-- AIM OF THE EXERCISE --
Copy out the entries exactly, from the first line to the last.

-- Dataset rows describing interfaces --
################

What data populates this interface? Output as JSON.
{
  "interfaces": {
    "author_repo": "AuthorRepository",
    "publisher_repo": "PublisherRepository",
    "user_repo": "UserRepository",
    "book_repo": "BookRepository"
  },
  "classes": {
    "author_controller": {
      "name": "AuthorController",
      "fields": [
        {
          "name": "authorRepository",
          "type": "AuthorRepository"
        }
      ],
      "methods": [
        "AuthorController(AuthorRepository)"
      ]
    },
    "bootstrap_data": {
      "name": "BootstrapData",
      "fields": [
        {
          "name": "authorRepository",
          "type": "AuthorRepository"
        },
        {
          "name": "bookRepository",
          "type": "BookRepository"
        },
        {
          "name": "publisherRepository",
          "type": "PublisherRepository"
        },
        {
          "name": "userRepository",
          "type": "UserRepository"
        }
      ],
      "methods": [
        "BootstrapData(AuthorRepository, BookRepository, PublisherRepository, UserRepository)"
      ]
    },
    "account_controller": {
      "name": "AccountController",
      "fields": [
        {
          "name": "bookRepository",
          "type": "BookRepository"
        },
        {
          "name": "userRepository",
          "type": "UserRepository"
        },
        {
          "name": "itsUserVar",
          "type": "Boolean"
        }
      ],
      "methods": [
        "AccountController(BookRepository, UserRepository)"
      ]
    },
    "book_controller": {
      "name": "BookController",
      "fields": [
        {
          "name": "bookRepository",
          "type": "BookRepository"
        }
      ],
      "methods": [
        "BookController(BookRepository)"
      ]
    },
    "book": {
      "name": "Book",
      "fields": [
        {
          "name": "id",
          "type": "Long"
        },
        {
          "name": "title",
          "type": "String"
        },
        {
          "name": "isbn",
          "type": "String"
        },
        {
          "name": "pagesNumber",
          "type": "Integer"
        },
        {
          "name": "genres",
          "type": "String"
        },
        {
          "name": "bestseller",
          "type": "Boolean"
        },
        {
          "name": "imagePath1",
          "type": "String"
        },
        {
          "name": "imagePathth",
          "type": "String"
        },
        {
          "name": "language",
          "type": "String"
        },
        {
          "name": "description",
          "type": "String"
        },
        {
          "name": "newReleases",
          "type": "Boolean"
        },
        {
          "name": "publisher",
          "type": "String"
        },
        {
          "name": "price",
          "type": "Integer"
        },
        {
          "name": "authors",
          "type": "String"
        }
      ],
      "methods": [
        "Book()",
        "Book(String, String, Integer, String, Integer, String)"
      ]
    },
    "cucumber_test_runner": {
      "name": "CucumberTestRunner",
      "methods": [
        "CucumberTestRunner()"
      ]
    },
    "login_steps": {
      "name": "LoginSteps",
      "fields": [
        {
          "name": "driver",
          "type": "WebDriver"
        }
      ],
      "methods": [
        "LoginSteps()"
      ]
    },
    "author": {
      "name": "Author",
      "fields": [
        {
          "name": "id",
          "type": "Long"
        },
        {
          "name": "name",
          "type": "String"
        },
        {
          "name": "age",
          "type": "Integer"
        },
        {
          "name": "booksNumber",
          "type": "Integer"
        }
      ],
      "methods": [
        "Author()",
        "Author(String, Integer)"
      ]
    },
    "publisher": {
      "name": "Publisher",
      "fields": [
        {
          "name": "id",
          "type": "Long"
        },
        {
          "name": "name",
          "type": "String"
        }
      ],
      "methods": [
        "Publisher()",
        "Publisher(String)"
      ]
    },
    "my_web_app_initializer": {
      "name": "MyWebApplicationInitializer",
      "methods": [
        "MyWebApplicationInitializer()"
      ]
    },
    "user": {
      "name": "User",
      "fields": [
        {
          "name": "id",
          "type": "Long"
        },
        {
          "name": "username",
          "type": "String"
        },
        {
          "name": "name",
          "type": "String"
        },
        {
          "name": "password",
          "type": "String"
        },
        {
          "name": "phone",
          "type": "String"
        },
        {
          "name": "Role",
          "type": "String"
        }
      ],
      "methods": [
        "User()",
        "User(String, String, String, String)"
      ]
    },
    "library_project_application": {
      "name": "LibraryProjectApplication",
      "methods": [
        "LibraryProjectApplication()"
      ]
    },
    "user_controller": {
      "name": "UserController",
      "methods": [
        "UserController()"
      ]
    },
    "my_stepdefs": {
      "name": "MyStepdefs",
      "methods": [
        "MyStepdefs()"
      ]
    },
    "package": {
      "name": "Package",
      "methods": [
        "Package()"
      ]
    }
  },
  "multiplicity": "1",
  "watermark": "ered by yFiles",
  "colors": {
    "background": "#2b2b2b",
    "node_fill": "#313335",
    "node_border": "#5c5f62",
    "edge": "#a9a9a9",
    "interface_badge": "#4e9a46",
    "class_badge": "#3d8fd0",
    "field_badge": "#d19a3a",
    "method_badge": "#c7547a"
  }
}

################

-- COMPLETED EXERCISE --
What data populates this interface? Output as JSON.
{
  "interfaces": {
    "author_repo": "AuthorRepository",
    "publisher_repo": "PublisherRepository",
    "user_repo": "UserRepository",
    "book_repo": "BookRepository"
  },
  "classes": {
    "author_controller": {
      "name": "AuthorController",
      "fields": [
        {
          "name": "authorRepository",
          "type": "AuthorRepository"
        }
      ],
      "methods": [
        "AuthorController(AuthorRepository)"
      ]
    },
    "bootstrap_data": {
      "name": "BootstrapData",
      "fields": [
        {
          "name": "authorRepository",
          "type": "AuthorRepository"
        },
        {
          "name": "bookRepository",
          "type": "BookRepository"
        },
        {
          "name": "publisherRepository",
          "type": "PublisherRepository"
        },
        {
          "name": "userRepository",
          "type": "UserRepository"
        }
      ],
      "methods": [
        "BootstrapData(AuthorRepository, BookRepository, PublisherRepository, UserRepository)"
      ]
    },
    "account_controller": {
      "name": "AccountController",
      "fields": [
        {
          "name": "bookRepository",
          "type": "BookRepository"
        },
        {
          "name": "userRepository",
          "type": "UserRepository"
        },
        {
          "name": "itsUserVar",
          "type": "Boolean"
        }
      ],
      "methods": [
        "AccountController(BookRepository, UserRepository)"
      ]
    },
    "book_controller": {
      "name": "BookController",
      "fields": [
        {
          "name": "bookRepository",
          "type": "BookRepository"
        }
      ],
      "methods": [
        "BookController(BookRepository)"
      ]
    },
    "book": {
      "name": "Book",
      "fields": [
        {
          "name": "id",
          "type": "Long"
        },
        {
          "name": "title",
          "type": "String"
        },
        {
          "name": "isbn",
          "type": "String"
        },
        {
          "name": "pagesNumber",
          "type": "Integer"
        },
        {
          "name": "genres",
          "type": "String"
        },
        {
          "name": "bestseller",
          "type": "Boolean"
        },
        {
          "name": "imagePath1",
          "type": "String"
        },
        {
          "name": "imagePathth",
          "type": "String"
        },
        {
          "name": "language",
          "type": "String"
        },
        {
          "name": "description",
          "type": "String"
        },
        {
          "name": "newReleases",
          "type": "Boolean"
        },
        {
          "name": "publisher",
          "type": "String"
        },
        {
          "name": "price",
          "type": "Integer"
        },
        {
          "name": "authors",
          "type": "String"
        }
      ],
      "methods": [
        "Book()",
        "Book(String, String, Integer, String, Integer, String)"
      ]
    },
    "cucumber_test_runner": {
      "name": "CucumberTestRunner",
      "methods": [
        "CucumberTestRunner()"
      ]
    },
    "login_steps": {
      "name": "LoginSteps",
      "fields": [
        {
          "name": "driver",
          "type": "WebDriver"
        }
      ],
      "methods": [
        "LoginSteps()"
      ]
    },
    "author": {
      "name": "Author",
      "fields": [
        {
          "name": "id",
          "type": "Long"
        },
        {
          "name": "name",
          "type": "String"
        },
        {
          "name": "age",
          "type": "Integer"
        },
        {
          "name": "booksNumber",
          "type": "Integer"
        }
      ],
      "methods": [
        "Author()",
        "Author(String, Integer)"
      ]
    },
    "publisher": {
      "name": "Publisher",
      "fields": [
        {
          "name": "id",
          "type": "Long"
        },
        {
          "name": "name",
          "type": "String"
        }
      ],
      "methods": [
        "Publisher()",
        "Publisher(String)"
      ]
    },
    "my_web_app_initializer": {
      "name": "MyWebApplicationInitializer",
      "methods": [
        "MyWebApplicationInitializer()"
      ]
    },
    "user": {
      "name": "User",
      "fields": [
        {
          "name": "id",
          "type": "Long"
        },
        {
          "name": "username",
          "type": "String"
        },
        {
          "name": "name",
          "type": "String"
        },
        {
          "name": "password",
          "type": "String"
        },
        {
          "name": "phone",
          "type": "String"
        },
        {
          "name": "Role",
          "type": "String"
        }
      ],
      "methods": [
        "User()",
        "User(String, String, String, String)"
      ]
    },
    "library_project_application": {
      "name": "LibraryProjectApplication",
      "methods": [
        "LibraryProjectApplication()"
      ]
    },
    "user_controller": {
      "name": "UserController",
      "methods": [
        "UserController()"
      ]
    },
    "my_stepdefs": {
      "name": "MyStepdefs",
      "methods": [
        "MyStepdefs()"
      ]
    },
    "package": {
      "name": "Package",
      "methods": [
        "Package()"
      ]
    }
  },
  "multiplicity": "1",
  "watermark": "ered by yFiles",
  "colors": {
    "background": "#2b2b2b",
    "node_fill": "#313335",
    "node_border": "#5c5f62",
    "edge": "#a9a9a9",
    "interface_badge": "#4e9a46",
    "class_badge": "#3d8fd0",
    "field_badge": "#d19a3a",
    "method_badge": "#c7547a"
  }
}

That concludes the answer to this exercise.